The Supreme Judicial Court of Massachusetts delivered a unanimous opinion in the case of Commonwealth v. K.W. that ensures judges only have limited recourse to deny petitioners requests to have cannabis-related convictions cleared from their criminal records.
The ruling backs up a 2018 law that included provisions to expunge the criminal records of individuals with certain cannabis-related offenses that were now legal under Massachusetts’ 2016 marijuana legalization law. In the Court’s opinion, the justices argued the 2018 law was intended to ensure a “strong presumption in favor of expungement for petitioners” so long as they meet the requirements.
As such, the Supreme Judicial Court’s ruling overturns that of a municipal court judge who rejected an expungement request for a nonviolent cannabis conviction on the basis that doing so would not be in the best interest of justice.”

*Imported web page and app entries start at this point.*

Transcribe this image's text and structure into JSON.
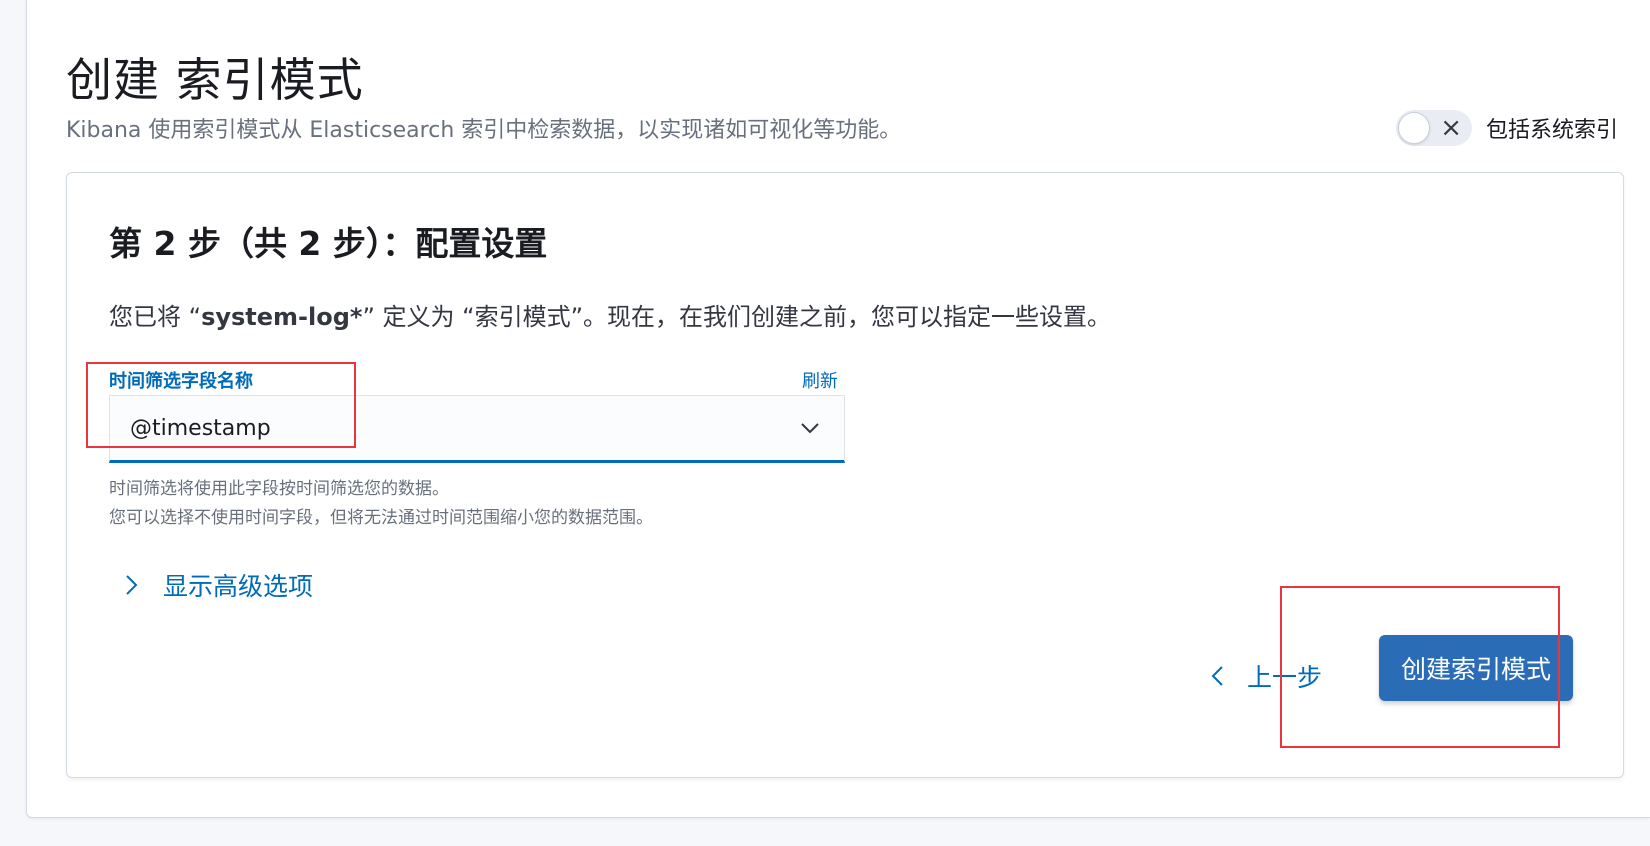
{
  "header": {
    "title": "创建 索引模式",
    "subtitle": "Kibana 使用索引模式从 Elasticsearch 索引中检索数据，以实现诸如可视化等功能。",
    "system_toggle_label": "包括系统索引",
    "system_toggle_on": false
  },
  "step": {
    "title": "第 2 步（共 2 步）：配置设置",
    "desc_prefix": "您已将 “",
    "desc_pattern": "system-log*",
    "desc_suffix": "” 定义为 “索引模式”。现在，在我们创建之前，您可以指定一些设置。"
  },
  "time_field": {
    "label": "时间筛选字段名称",
    "refresh_label": "刷新",
    "selected_value": "@timestamp",
    "help_line1": "时间筛选将使用此字段按时间筛选您的数据。",
    "help_line2": "您可以选择不使用时间字段，但将无法通过时间范围缩小您的数据范围。"
  },
  "advanced_options_label": "显示高级选项",
  "actions": {
    "back_label": "上一步",
    "create_label": "创建索引模式"
  },
  "colors": {
    "accent": "#006bb8",
    "primary_button": "#2b6cb7",
    "annotation": "#e8353f"
  }
}
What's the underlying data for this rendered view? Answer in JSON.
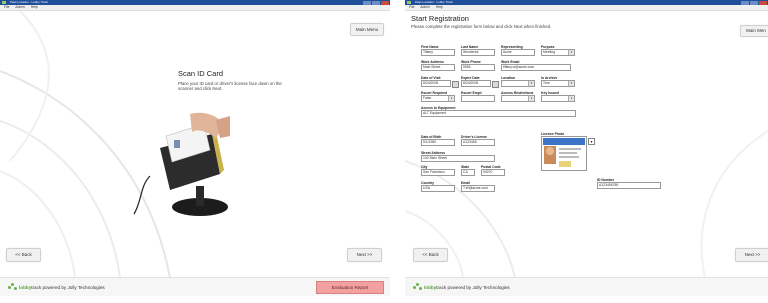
{
  "colors": {
    "titlebar": "#1f4e9a",
    "eval_button": "#f2a0a0",
    "brand_green": "#5aa13e"
  },
  "screen1": {
    "window_title": "Pass Location - Lobby Track",
    "menu": [
      "File",
      "Admin",
      "Help"
    ],
    "main_menu_button": "Main Menu",
    "heading": "Scan ID Card",
    "instruction": "Place your ID card or driver's license face down on the scanner and click Next.",
    "scanner_image": "id-card-scanner",
    "back_button": "<< Back",
    "next_button": "Next >>",
    "footer_brand_green": "lobby",
    "footer_brand_rest": " track powered by Jolly Technologies",
    "eval_button": "Evaluation Report"
  },
  "screen2": {
    "window_title": "Pass Location - Lobby Track",
    "menu": [
      "File",
      "Admin",
      "Help"
    ],
    "main_menu_button": "Main Men",
    "heading": "Start Registration",
    "instruction": "Please complete the registration form below and click Next when finished.",
    "fields": {
      "first_name": {
        "label": "First Name",
        "value": "Tiffany"
      },
      "last_name": {
        "label": "Last Name",
        "value": "Wonderful"
      },
      "representing": {
        "label": "Representing",
        "value": "Acme"
      },
      "purpose": {
        "label": "Purpose",
        "value": "Meeting"
      },
      "work_address": {
        "label": "Work Address",
        "value": "Main Street"
      },
      "work_phone": {
        "label": "Work Phone",
        "value": "5555"
      },
      "work_email": {
        "label": "Work Email",
        "value": "tiffany.w@acme.com"
      },
      "date_of_visit": {
        "label": "Date of Visit",
        "value": "8/24/2008"
      },
      "expire_date": {
        "label": "Expire Date",
        "value": "8/24/2008"
      },
      "location": {
        "label": "Location",
        "value": ""
      },
      "in_archive": {
        "label": "In Archive",
        "value": "True"
      },
      "escort_required": {
        "label": "Escort Required",
        "value": "False"
      },
      "escort_emp": {
        "label": "Escort Emp#",
        "value": ""
      },
      "access_restrictions": {
        "label": "Access Restrictions",
        "value": ""
      },
      "key_issued": {
        "label": "Key Issued",
        "value": ""
      },
      "access_to_equipment": {
        "label": "Access to Equipment",
        "value": "ALT Equipment"
      },
      "date_of_birth": {
        "label": "Date of Birth",
        "value": "5/1/1980"
      },
      "driver_license": {
        "label": "Driver's License",
        "value": "A123456"
      },
      "street_address": {
        "label": "Street Address",
        "value": "100 Main Street"
      },
      "city": {
        "label": "City",
        "value": "San Francisco"
      },
      "state": {
        "label": "State",
        "value": "CA"
      },
      "postal_code": {
        "label": "Postal Code",
        "value": "94070"
      },
      "country": {
        "label": "Country",
        "value": "USA"
      },
      "email": {
        "label": "Email",
        "value": "T.W@acme.com"
      },
      "license_photo": {
        "label": "License Photo",
        "value": ""
      },
      "id_number": {
        "label": "ID Number",
        "value": "A123456789"
      }
    },
    "back_button": "<< Back",
    "next_button": "Next >>",
    "footer_brand_green": "lobby",
    "footer_brand_rest": " track powered by Jolly Technologies"
  }
}
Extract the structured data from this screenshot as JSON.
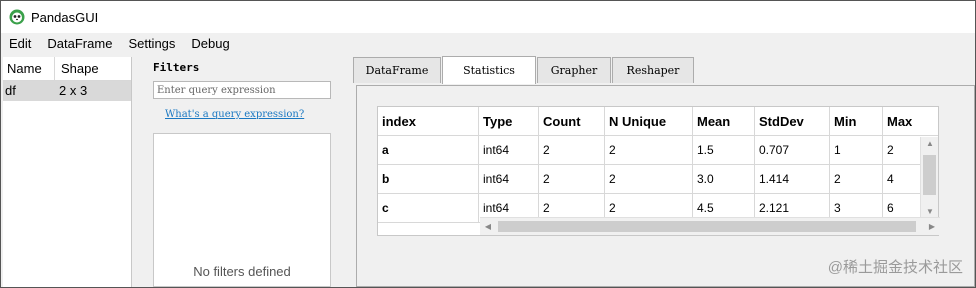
{
  "window": {
    "title": "PandasGUI"
  },
  "menubar": {
    "items": [
      "Edit",
      "DataFrame",
      "Settings",
      "Debug"
    ]
  },
  "dataframes": {
    "headers": [
      "Name",
      "Shape"
    ],
    "rows": [
      {
        "name": "df",
        "shape": "2 x 3"
      }
    ]
  },
  "filters": {
    "title": "Filters",
    "placeholder": "Enter query expression",
    "link_text": "What's a query expression?",
    "empty_text": "No filters defined"
  },
  "tabs": {
    "items": [
      "DataFrame",
      "Statistics",
      "Grapher",
      "Reshaper"
    ],
    "active": "Statistics"
  },
  "statistics": {
    "columns": [
      "index",
      "Type",
      "Count",
      "N Unique",
      "Mean",
      "StdDev",
      "Min",
      "Max"
    ],
    "rows": [
      [
        "a",
        "int64",
        "2",
        "2",
        "1.5",
        "0.707",
        "1",
        "2"
      ],
      [
        "b",
        "int64",
        "2",
        "2",
        "3.0",
        "1.414",
        "2",
        "4"
      ],
      [
        "c",
        "int64",
        "2",
        "2",
        "4.5",
        "2.121",
        "3",
        "6"
      ]
    ]
  },
  "watermark": "@稀土掘金技术社区",
  "colors": {
    "accent": "#1a78c2",
    "selection": "#d9d9d9",
    "window_bg": "#f0f0f0"
  }
}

“If no substantial countervailing concern is raised, judges must grant the petition for expungement,” reads the conclusion of the Massachusetts Supreme Court justices.
Many more individuals have had their request for expungement refused as well. The Massachusetts Probation Service reported that less than a fifth of the requests submitted for cannabis-related expungement of criminal records were approved by justices so far in 2022. Applicants were either deemed ineligible or had their requests refused by the courts.
Attorney Pauline Quiron represented the case in favor of facilitating expungements and welcomed the court’s ruling as one that would help people remove convictions from their criminal records for offenses that are now legal.
“It’s a very detailed and thoughtful decision that is going to help a lot of people,” she said. “It will make the process of expungement much clearer and easier.”
NORML’s deputy director Paul Armentano said it is crucial the courts do all they can to help people with marijuana-related convictions clear them from their records.
“Tens of thousands of Americans unduly carry the burden and stigmatization of a past conviction for behavior that most Americans, and a growing number of states, no longer consider to be a crime,” he said. “Our sense of justice and our principles of fairness demand that public officials and the courts move swiftly to right the past wrongs of cannabis prohibition and criminalization.”
To this end, legislatures in 21 states have enacted legislation to facilitate the expungement of cannabis-related criminal records in recent years. In total, more than two million people with prior marijuana convictions have now had their records expunged or sealed from view.
Furthermore, the governors of Colorado, Illinois, Nevada, and Washington have issued around 30,000 pardons to individuals with low-level cannabis convictions since legalizing recreational marijuana.